Coal overcapacity in China: Multiscale analysis and prediction
Xuefeng Song and
Energy Economics, 2018, vol. 70, issue C, 244-257
Gaining a quantitative understanding of the causes of coal overcapacity and accurately predicting it are important for both government agencies and coal enterprises. Following the decomposition-reconstruction-prediction concept, a combined Ensemble Empirical Mode Decomposition-Least Square Support Vector Machine-Autoregressive Integrated Moving Average (EEMD-LSSVM-ARIMA) model is proposed for quantitatively analyzing and forecasting coal overcapacity in China. The results show that the main causes of coal overcapacity in China include insufficient demand, market failure, and institutional distortion. Institutional distortion, with an influence degree of 73.75%, is the most fundamental and influential factor. From 2017 to 2019, the scale of coal overcapacity in China will reach between 1.721and 1.819 billion tons, suggesting that coal overcapacity will remain a serious problem. The rate of coal overcapacity caused by insufficient demand will fluctuate slightly, while coal overcapacity caused by market failure will trend downward, but the impact of institutional distortion on coal overcapacity will be exacerbated. A statistical analysis demonstrates that the EEMD-LSSVM-ARIMA model significantly outperformed other widely developed baselines (e.g. ARIMA, LSSVM, EEMD-ARIMA, and EEMD-LSSVM).

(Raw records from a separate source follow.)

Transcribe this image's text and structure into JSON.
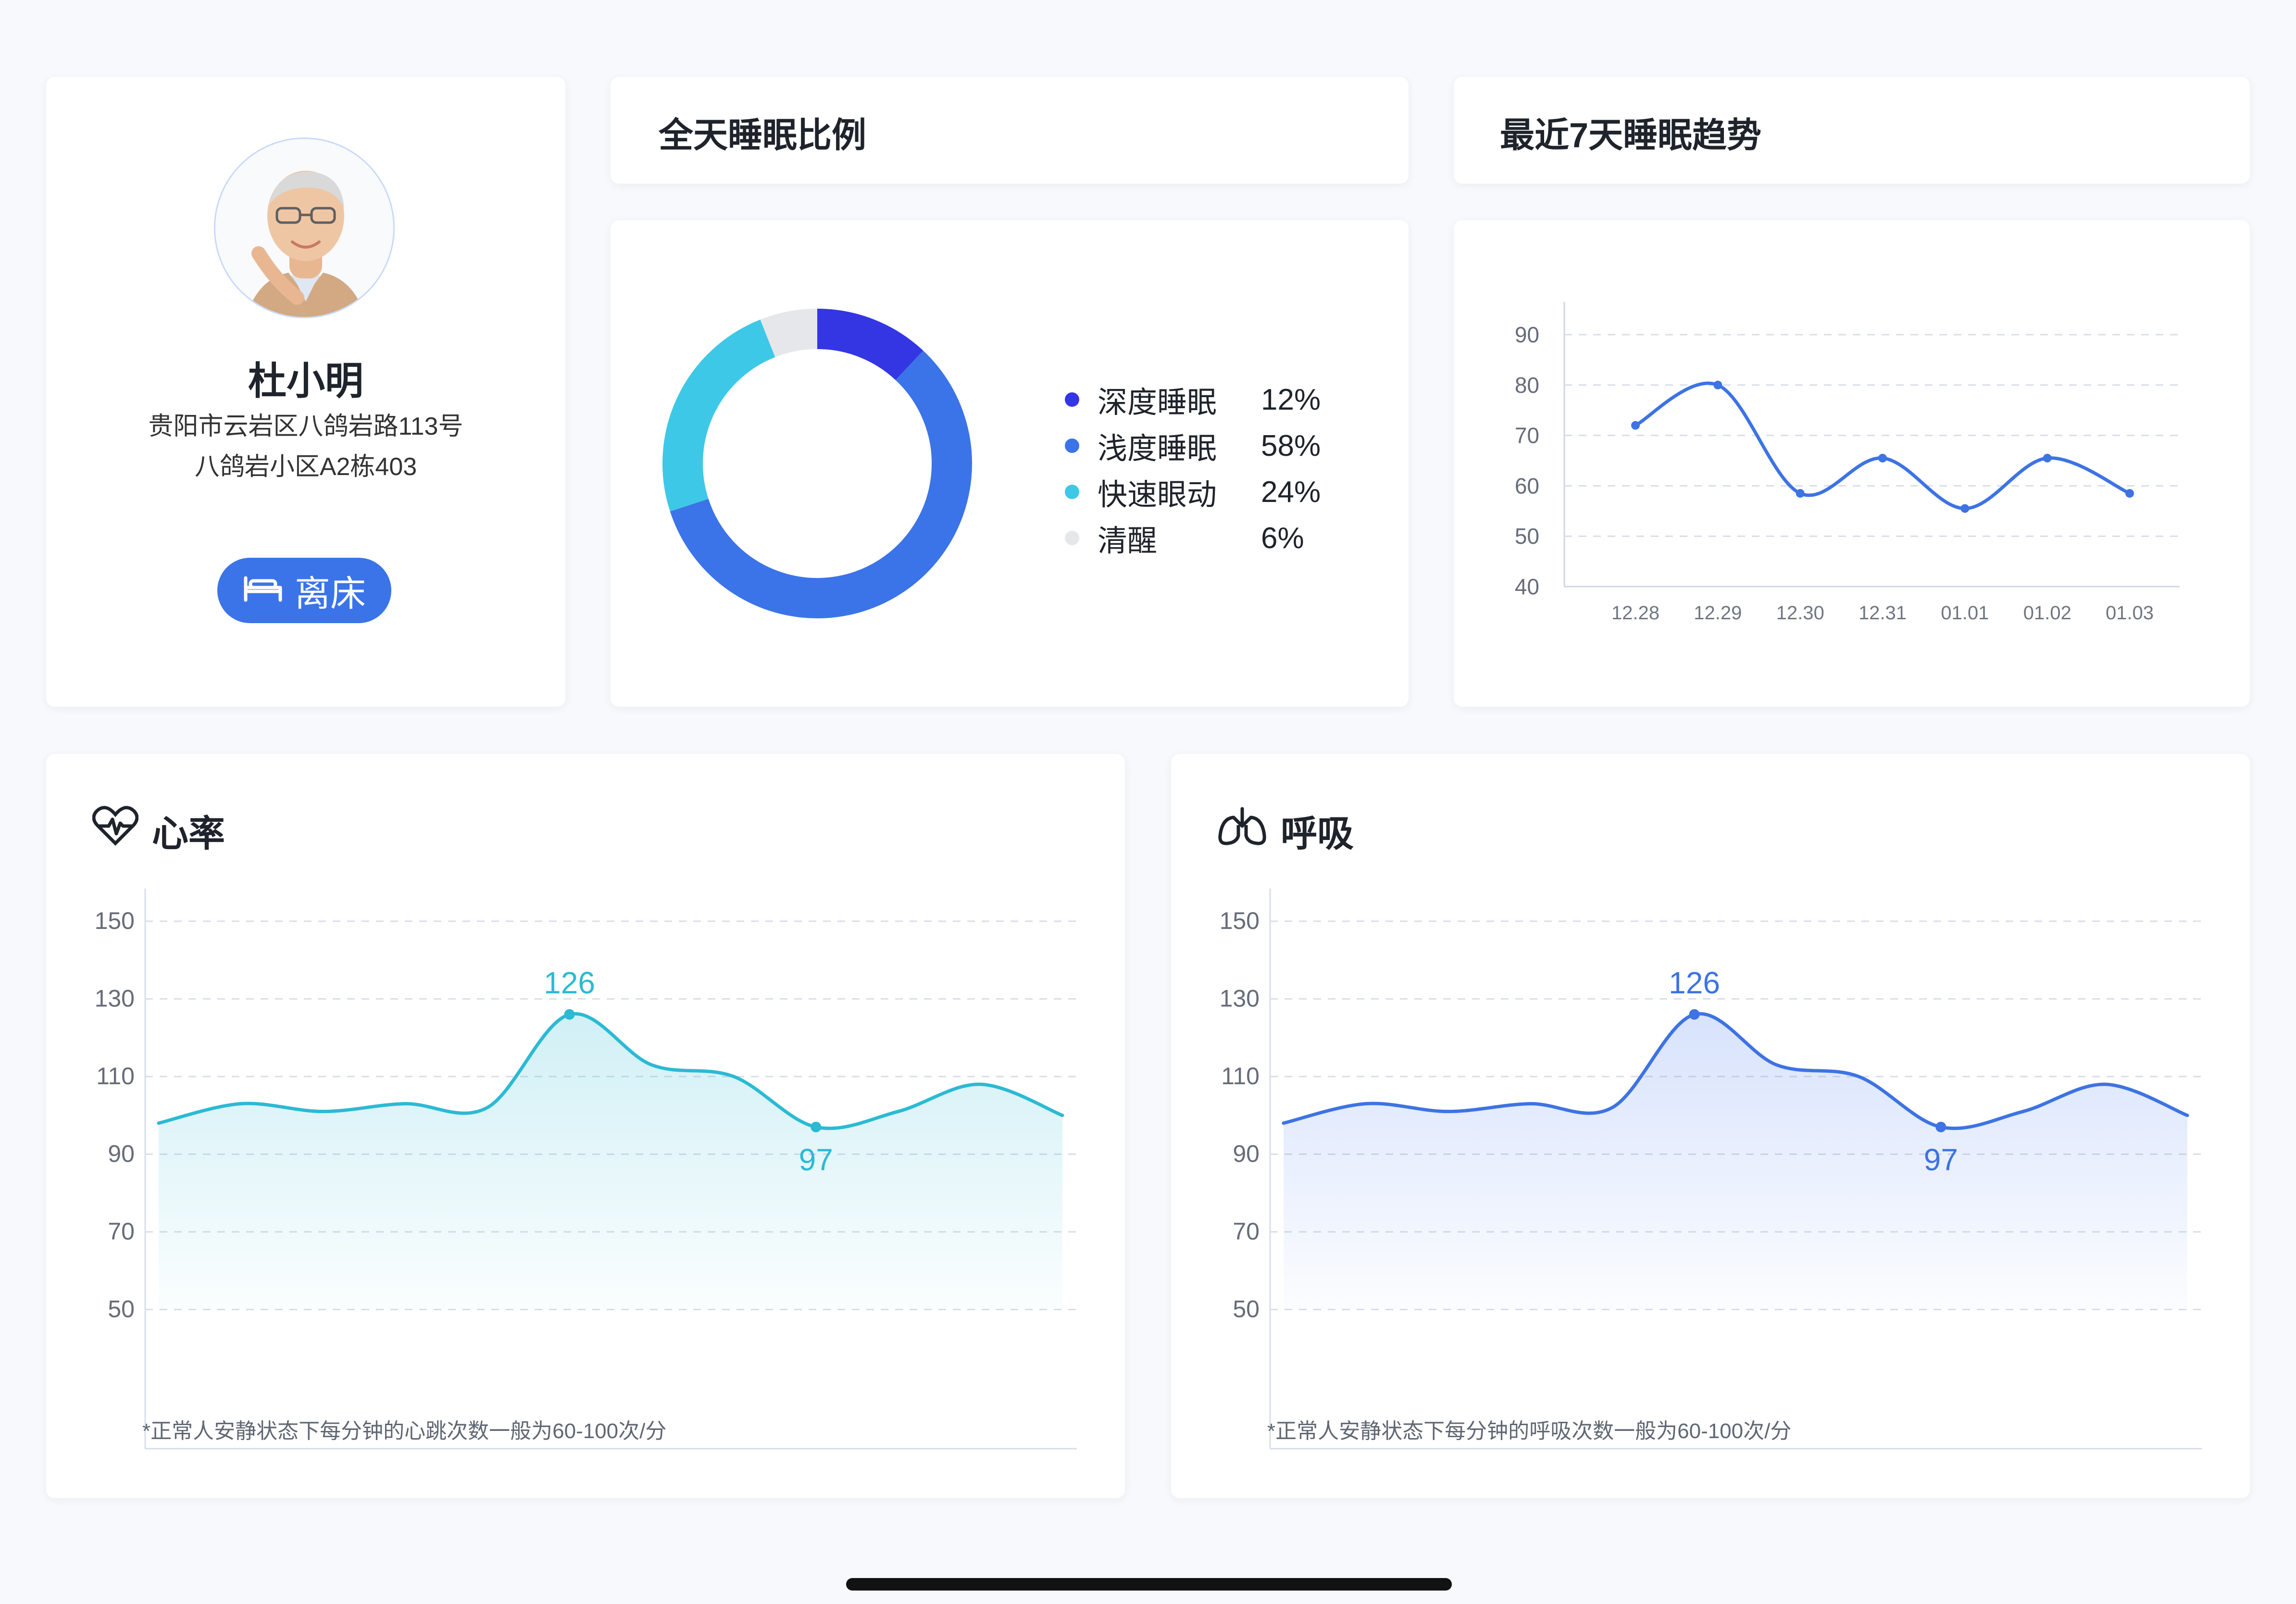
{
  "profile": {
    "name": "杜小明",
    "address_line1": "贵阳市云岩区八鸽岩路113号",
    "address_line2": "八鸽岩小区A2栋403",
    "status_label": "离床"
  },
  "sleep_ratio_panel": {
    "title": "全天睡眠比例"
  },
  "sleep_trend_panel": {
    "title": "最近7天睡眠趋势"
  },
  "heart_rate_panel": {
    "title": "心率",
    "footnote": "*正常人安静状态下每分钟的心跳次数一般为60-100次/分"
  },
  "breathing_panel": {
    "title": "呼吸",
    "footnote": "*正常人安静状态下每分钟的呼吸次数一般为60-100次/分"
  },
  "colors": {
    "background": "#f7f9fc",
    "card": "#ffffff",
    "deep_sleep": "#3436e4",
    "light_sleep": "#3b74e8",
    "rem": "#3ec8e7",
    "awake": "#e5e7eb",
    "heart_line": "#2bbad4",
    "breath_line": "#3d73e3",
    "button": "#3b74e8"
  },
  "chart_data": [
    {
      "type": "pie",
      "variant": "donut",
      "title": "全天睡眠比例",
      "categories": [
        "深度睡眠",
        "浅度睡眠",
        "快速眼动",
        "清醒"
      ],
      "values": [
        12,
        58,
        24,
        6
      ],
      "value_labels": [
        "12%",
        "58%",
        "24%",
        "6%"
      ],
      "colors": [
        "#3436e4",
        "#3b74e8",
        "#3ec8e7",
        "#e5e7eb"
      ],
      "legend_position": "right"
    },
    {
      "type": "line",
      "title": "最近7天睡眠趋势",
      "x": [
        "12.28",
        "12.29",
        "12.30",
        "12.31",
        "01.01",
        "01.02",
        "01.03"
      ],
      "yticks": [
        40,
        50,
        60,
        70,
        80,
        90
      ],
      "ylim": [
        40,
        90
      ],
      "series": [
        {
          "values": [
            72,
            80,
            58.5,
            65.5,
            55.5,
            65.5,
            58.5
          ]
        }
      ],
      "grid": true
    },
    {
      "type": "area",
      "title": "心率",
      "yticks": [
        50,
        70,
        90,
        110,
        130,
        150
      ],
      "ylim": [
        30,
        150
      ],
      "series": [
        {
          "values": [
            98,
            103,
            101,
            103,
            102,
            126,
            113,
            110,
            97,
            101,
            108,
            100
          ]
        }
      ],
      "labels": [
        {
          "index": 5,
          "text": "126"
        },
        {
          "index": 8,
          "text": "97"
        }
      ],
      "grid": true
    },
    {
      "type": "area",
      "title": "呼吸",
      "yticks": [
        50,
        70,
        90,
        110,
        130,
        150
      ],
      "ylim": [
        30,
        150
      ],
      "series": [
        {
          "values": [
            98,
            103,
            101,
            103,
            102,
            126,
            113,
            110,
            97,
            101,
            108,
            100
          ]
        }
      ],
      "labels": [
        {
          "index": 5,
          "text": "126"
        },
        {
          "index": 8,
          "text": "97"
        }
      ],
      "grid": true
    }
  ]
}
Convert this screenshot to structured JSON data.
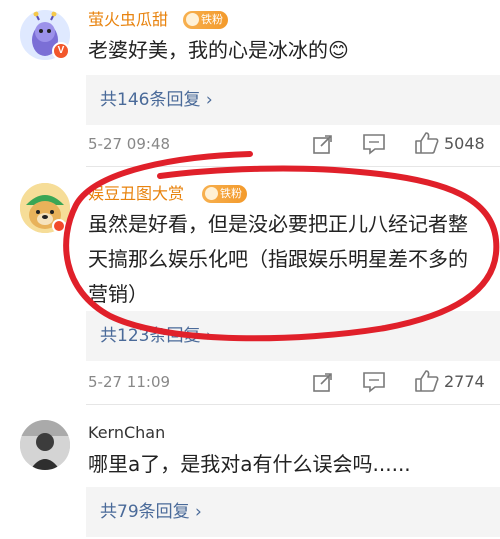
{
  "comments": [
    {
      "username": "萤火虫瓜甜",
      "fan_badge": "铁粉",
      "verified_badge": "V",
      "text": "老婆好美，我的心是冰冰的😊",
      "replies_label": "共146条回复 ›",
      "timestamp": "5-27 09:48",
      "likes": "5048"
    },
    {
      "username": "娱豆丑图大赏",
      "fan_badge": "铁粉",
      "text_lines": [
        "虽然是好看，但是没必要把正儿八经记者整",
        "天搞那么娱乐化吧（指跟娱乐明星差不多的",
        "营销）"
      ],
      "replies_label": "共123条回复 ›",
      "timestamp": "5-27 11:09",
      "likes": "2774"
    },
    {
      "username": "KernChan",
      "text": "哪里a了，是我对a有什么误会吗......",
      "replies_label": "共79条回复 ›"
    }
  ],
  "icons": [
    "share-icon",
    "comment-icon",
    "like-icon",
    "fan-badge-icon",
    "verified-badge-icon"
  ],
  "colors": {
    "username": "#e8830e",
    "reply_link": "#4a6a99",
    "annotation": "#e0202a",
    "reply_bg": "#f4f4f4"
  }
}
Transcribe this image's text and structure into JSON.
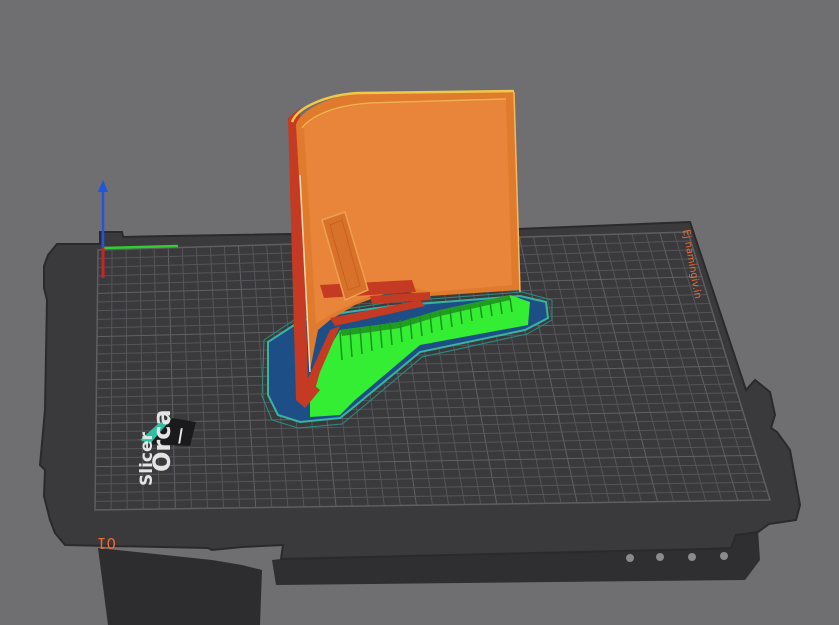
{
  "app": {
    "name": "OrcaSlicer"
  },
  "bed": {
    "logo_line1": "Orca",
    "logo_line2": "Slicer",
    "plate_number": "01",
    "corner_label": "Ej namingiv.in"
  },
  "colors": {
    "background": "#6f6f71",
    "plate": "#3a3a3d",
    "grid": "#54545a",
    "wall_orange": "#e07a2c",
    "wall_red": "#c43a22",
    "support_green": "#33ee33",
    "brim_blue": "#1d4f86",
    "outline_teal": "#37b3a0",
    "axis_x": "#33cc33",
    "axis_y": "#cc2222",
    "axis_z": "#2255dd",
    "plate_number": "#f06a30"
  },
  "icons": [
    "axis-gizmo-icon",
    "orca-logo-icon"
  ]
}
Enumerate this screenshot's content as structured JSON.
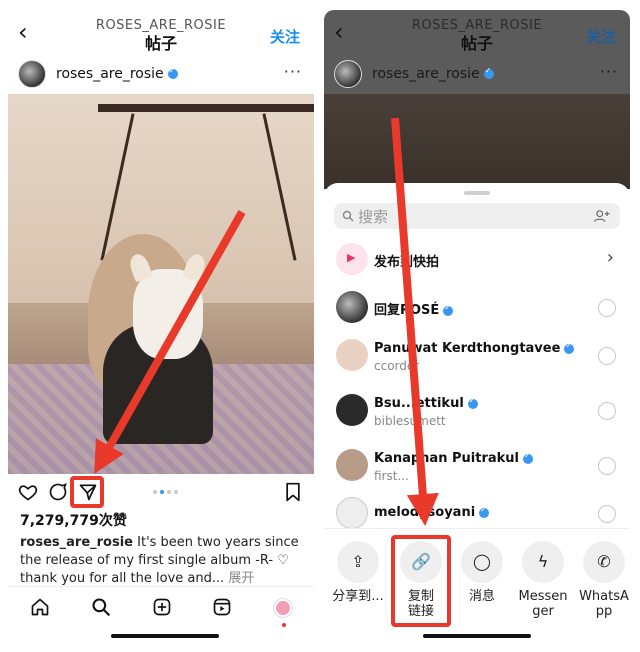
{
  "left": {
    "username_header": "ROSES_ARE_ROSIE",
    "title": "帖子",
    "follow": "关注",
    "back_icon": "‹",
    "username": "roses_are_rosie",
    "more": "···",
    "likes": "7,279,779次赞",
    "caption_user": "roses_are_rosie",
    "caption_text": "It's been two years since the release of my first single album -R- ♡ thank you for all the love and...",
    "caption_more": "展开",
    "icons": {
      "like": "heart-icon",
      "comment": "comment-icon",
      "share": "paper-plane-icon",
      "save": "bookmark-icon"
    },
    "carousel_dots": 4,
    "carousel_active": 1
  },
  "right": {
    "username_header": "ROSES_ARE_ROSIE",
    "title": "帖子",
    "follow": "关注",
    "username": "roses_are_rosie",
    "more": "···",
    "search_placeholder": "搜索",
    "quick": "发布到快拍",
    "contacts": [
      {
        "name": "回复ROSÉ",
        "sub": ""
      },
      {
        "name": "Panuwat Kerdthongtavee",
        "sub": "ccorder"
      },
      {
        "name": "Bsu...ettikul",
        "sub": "biblesumett"
      },
      {
        "name": "Kanaphan Puitrakul",
        "sub": "first..."
      },
      {
        "name": "melodysoyani",
        "sub": ""
      }
    ],
    "share_options": [
      {
        "label": "分享到...",
        "icon": "share-upload-icon"
      },
      {
        "label": "复制\n链接",
        "icon": "link-icon"
      },
      {
        "label": "消息",
        "icon": "message-icon"
      },
      {
        "label": "Messen\nger",
        "icon": "messenger-icon"
      },
      {
        "label": "WhatsA\npp",
        "icon": "whatsapp-icon"
      }
    ]
  },
  "accent_red": "#e8392a",
  "accent_blue": "#1a8ff0"
}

Keywords: Coal industry; Overcapacity; Multiscale analysis; Forecasting; Integrated model (search for similar items in EconPapers)
JEL-codes: C53 Q41 Q48 L72 (search for similar items in EconPapers)
References: View references in EconPapers View complete reference list from CitEc
Citations View citations in EconPapers (1) Track citations by RSS feed
Downloads: (external link)
Full text for ScienceDirect subscribers only
This item may be available elsewhere in EconPapers: Search for items with the same title.
Export reference: BibTeX
RIS (EndNote, ProCite, RefMan)
Persistent link: https://EconPapers.repec.org/RePEc:eee:eneeco:v:70:y:2018:i:c:p:244-257
Access Statistics for this article
Energy Economics is currently edited by R. S. J. Tol, Beng Ang, Lance Bachmeier, Perry Sadorsky, Ugur Soytas and J. P. Weyant
More articles in Energy Economics from Elsevier
Bibliographic data for series maintained by Dana Niculescu ().